Look through the material beneath and copy each line with the word "handle".
━━━
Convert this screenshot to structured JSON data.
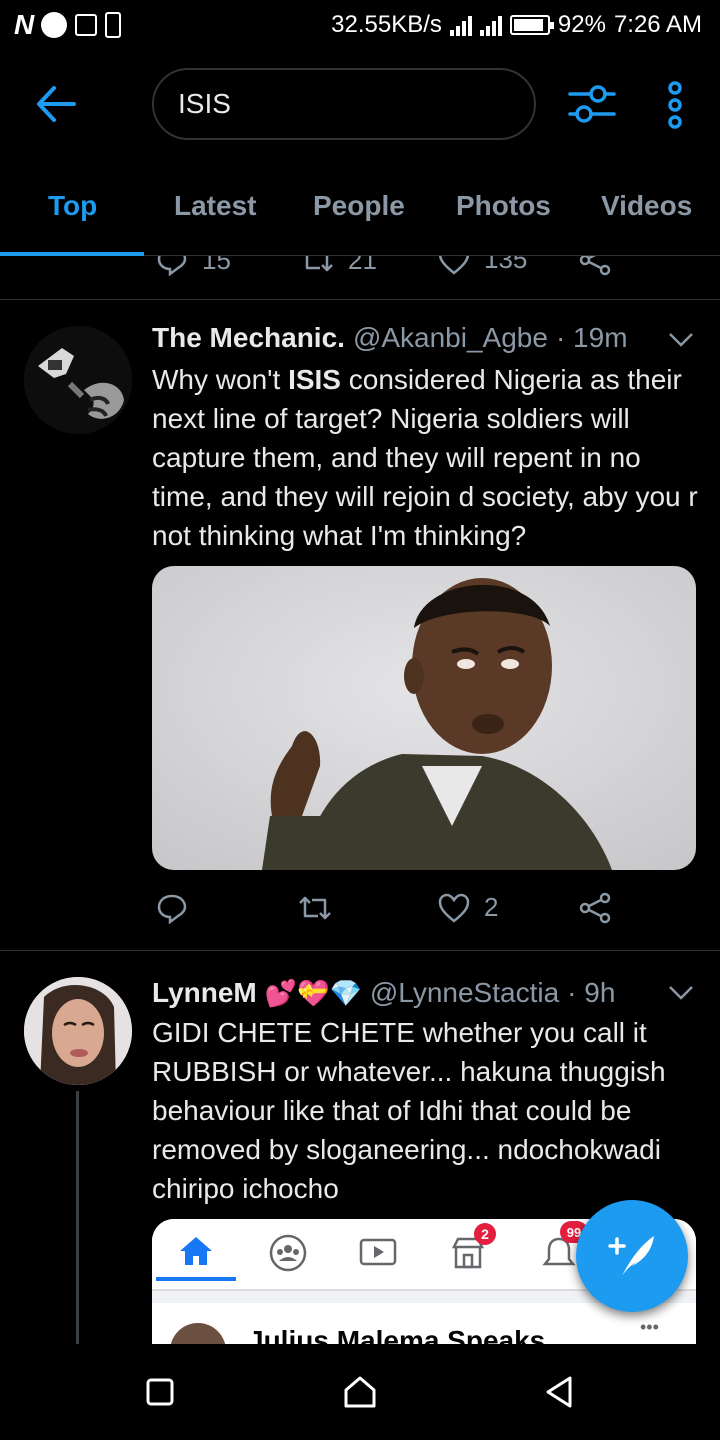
{
  "status_bar": {
    "carrier_letter": "N",
    "speed": "32.55KB/s",
    "battery": "92%",
    "time": "7:26 AM"
  },
  "search": {
    "query": "ISIS"
  },
  "tabs": [
    {
      "label": "Top",
      "active": true
    },
    {
      "label": "Latest"
    },
    {
      "label": "People"
    },
    {
      "label": "Photos"
    },
    {
      "label": "Videos"
    }
  ],
  "previous_tweet": {
    "replies": "15",
    "retweets": "21",
    "likes": "135"
  },
  "tweets": [
    {
      "name": "The Mechanic.",
      "handle": "@Akanbi_Agbe",
      "time": "· 19m",
      "text_before": "Why won't ",
      "text_highlight": "ISIS",
      "text_after": " considered Nigeria as their next line of target? Nigeria soldiers will capture them, and they will repent in no time, and they will rejoin d society, aby you r not thinking what I'm thinking?",
      "likes": "2"
    },
    {
      "name": "LynneM",
      "name_emojis": "💕💝💎",
      "handle": "@LynneStactia",
      "time": "· 9h",
      "text": "GIDI CHETE CHETE whether you call it RUBBISH or whatever... hakuna thuggish behaviour like that of Idhi that could be removed by sloganeering... ndochokwadi chiripo ichocho",
      "embedded": {
        "badge_marketplace": "2",
        "badge_notifications": "99",
        "post_author": "Julius Malema Speaks",
        "post_more": "•••"
      }
    }
  ],
  "colors": {
    "accent": "#1d9bf0",
    "background": "#000000",
    "secondary_text": "#8b98a5",
    "divider": "#2f3336"
  }
}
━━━
Output below
      "handle": "@Akanbi_Agbe",
      "handle": "@LynneStactia",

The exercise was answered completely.